The rapidly growing older population is more heterogeneous by health and economic status, gender, race, sexual orientation, and family and living arrangements than any other age group. Although many adults face vulnerabilities and inequities as they age, most elders are resilient. This entry reviews this diversity, discusses concepts of productive, successful, and active aging, and suggests leadership roles for social workers in enhancing the well-being of elders and their families.
Lenard W. Kaye
Social workers address older adult issues at all levels of service planning, policy-making, and delivery and across a wide range of community and institutional settings. While various models of practice intervention with older adults exist, more recently the focus is on the integration of micro and macro strategies with an emphasis on strength-based perspectives to geriatric social work practice. The older adult population will expand dramatically and become increasingly culturally, racially, and ethnically diverse in the future and social work services will need to be sensitive to the variety of issues faced by a more heterogeneous and sophisticated older adult population.
Jeanette C. Takamura

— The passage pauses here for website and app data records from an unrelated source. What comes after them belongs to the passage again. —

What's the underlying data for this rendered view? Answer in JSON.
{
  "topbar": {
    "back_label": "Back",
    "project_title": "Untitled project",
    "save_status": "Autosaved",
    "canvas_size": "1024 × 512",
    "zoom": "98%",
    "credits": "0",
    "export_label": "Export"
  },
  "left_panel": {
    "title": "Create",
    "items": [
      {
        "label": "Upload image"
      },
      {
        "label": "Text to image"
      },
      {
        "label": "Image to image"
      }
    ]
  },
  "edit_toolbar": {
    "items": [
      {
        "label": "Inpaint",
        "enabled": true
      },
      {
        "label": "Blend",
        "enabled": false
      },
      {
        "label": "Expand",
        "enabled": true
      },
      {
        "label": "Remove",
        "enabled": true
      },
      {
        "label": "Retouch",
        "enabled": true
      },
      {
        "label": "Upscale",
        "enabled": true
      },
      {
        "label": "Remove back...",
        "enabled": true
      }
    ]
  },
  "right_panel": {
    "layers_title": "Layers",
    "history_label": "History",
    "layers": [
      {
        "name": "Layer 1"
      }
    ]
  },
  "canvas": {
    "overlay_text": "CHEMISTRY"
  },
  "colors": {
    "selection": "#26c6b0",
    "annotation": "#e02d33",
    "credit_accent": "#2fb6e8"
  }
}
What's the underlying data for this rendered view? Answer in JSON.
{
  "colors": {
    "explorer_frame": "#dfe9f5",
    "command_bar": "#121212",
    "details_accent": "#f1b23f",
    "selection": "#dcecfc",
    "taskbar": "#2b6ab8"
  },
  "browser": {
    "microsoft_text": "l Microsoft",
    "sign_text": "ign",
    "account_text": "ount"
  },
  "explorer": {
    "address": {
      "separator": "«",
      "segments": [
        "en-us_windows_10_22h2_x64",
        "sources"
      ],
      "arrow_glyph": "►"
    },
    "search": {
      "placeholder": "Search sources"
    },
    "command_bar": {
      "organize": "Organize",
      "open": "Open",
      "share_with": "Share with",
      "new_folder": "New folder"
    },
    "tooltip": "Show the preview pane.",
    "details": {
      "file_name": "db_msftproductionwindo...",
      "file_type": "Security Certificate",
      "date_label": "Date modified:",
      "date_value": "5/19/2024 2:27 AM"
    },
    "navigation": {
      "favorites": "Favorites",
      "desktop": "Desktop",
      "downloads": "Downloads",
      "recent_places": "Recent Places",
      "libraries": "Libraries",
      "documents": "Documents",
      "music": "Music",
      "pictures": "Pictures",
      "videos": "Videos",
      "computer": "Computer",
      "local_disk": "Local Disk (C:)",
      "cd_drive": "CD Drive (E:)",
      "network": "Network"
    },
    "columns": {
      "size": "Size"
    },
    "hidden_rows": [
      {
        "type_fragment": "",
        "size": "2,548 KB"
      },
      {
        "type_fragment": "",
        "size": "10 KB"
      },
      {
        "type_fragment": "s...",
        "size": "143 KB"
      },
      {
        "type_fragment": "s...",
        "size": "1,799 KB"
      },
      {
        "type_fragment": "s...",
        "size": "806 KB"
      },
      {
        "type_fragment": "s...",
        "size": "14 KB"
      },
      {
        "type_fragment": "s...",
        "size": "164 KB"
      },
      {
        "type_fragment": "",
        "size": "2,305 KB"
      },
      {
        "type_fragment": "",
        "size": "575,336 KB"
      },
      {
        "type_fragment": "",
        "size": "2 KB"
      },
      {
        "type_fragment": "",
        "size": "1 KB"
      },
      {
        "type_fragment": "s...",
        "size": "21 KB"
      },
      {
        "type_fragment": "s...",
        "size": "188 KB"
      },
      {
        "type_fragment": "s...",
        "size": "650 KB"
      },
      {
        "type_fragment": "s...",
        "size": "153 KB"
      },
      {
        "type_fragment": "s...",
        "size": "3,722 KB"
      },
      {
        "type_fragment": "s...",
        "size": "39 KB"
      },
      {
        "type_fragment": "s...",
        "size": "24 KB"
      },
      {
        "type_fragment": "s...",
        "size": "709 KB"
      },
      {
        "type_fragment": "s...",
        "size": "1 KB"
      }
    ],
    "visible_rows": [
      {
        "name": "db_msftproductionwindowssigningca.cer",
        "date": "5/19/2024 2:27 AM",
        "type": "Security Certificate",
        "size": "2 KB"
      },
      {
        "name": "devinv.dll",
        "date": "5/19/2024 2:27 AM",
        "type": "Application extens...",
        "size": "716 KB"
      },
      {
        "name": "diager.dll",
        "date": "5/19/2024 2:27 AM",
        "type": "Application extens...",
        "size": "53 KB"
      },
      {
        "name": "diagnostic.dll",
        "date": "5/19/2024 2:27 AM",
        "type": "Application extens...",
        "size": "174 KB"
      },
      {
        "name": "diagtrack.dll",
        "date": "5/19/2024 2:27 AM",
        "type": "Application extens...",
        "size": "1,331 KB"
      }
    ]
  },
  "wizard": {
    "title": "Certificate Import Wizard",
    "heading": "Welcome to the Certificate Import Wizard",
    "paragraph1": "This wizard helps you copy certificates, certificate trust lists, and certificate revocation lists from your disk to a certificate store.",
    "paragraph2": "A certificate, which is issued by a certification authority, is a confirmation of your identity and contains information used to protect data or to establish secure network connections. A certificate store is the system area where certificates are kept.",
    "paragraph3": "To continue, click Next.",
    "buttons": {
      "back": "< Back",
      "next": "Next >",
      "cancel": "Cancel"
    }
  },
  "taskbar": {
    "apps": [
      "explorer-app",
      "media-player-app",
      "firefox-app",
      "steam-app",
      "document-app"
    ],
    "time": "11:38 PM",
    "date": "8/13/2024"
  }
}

Public policy advances in the field of aging in the United States have lagged compared to the growth of the older adult population. Policy adjustments have been driven by ideological perspectives and have been largely incremental. In recent years, conservative policy makers have sought through various legislative vehicles to eliminate or curb entitlement programs, proposing private sector solutions and touting the importance of an “ownership society” in which individual citizens assume personal responsibility for their economic and health security. The election of a Democratic majority in the U.S. House and the slim margin of votes held by Democrats in the U.S. Senate may mean a shift in aging policy directions that strengthens Social Security, Medicare, and Medicaid, if the newly elected members are able to maintain their seats over time. The results of the 2008 presidential election will also determine how the social, economic, and other policy concerns will be addressed as the baby boomers join the ranks of older Americans.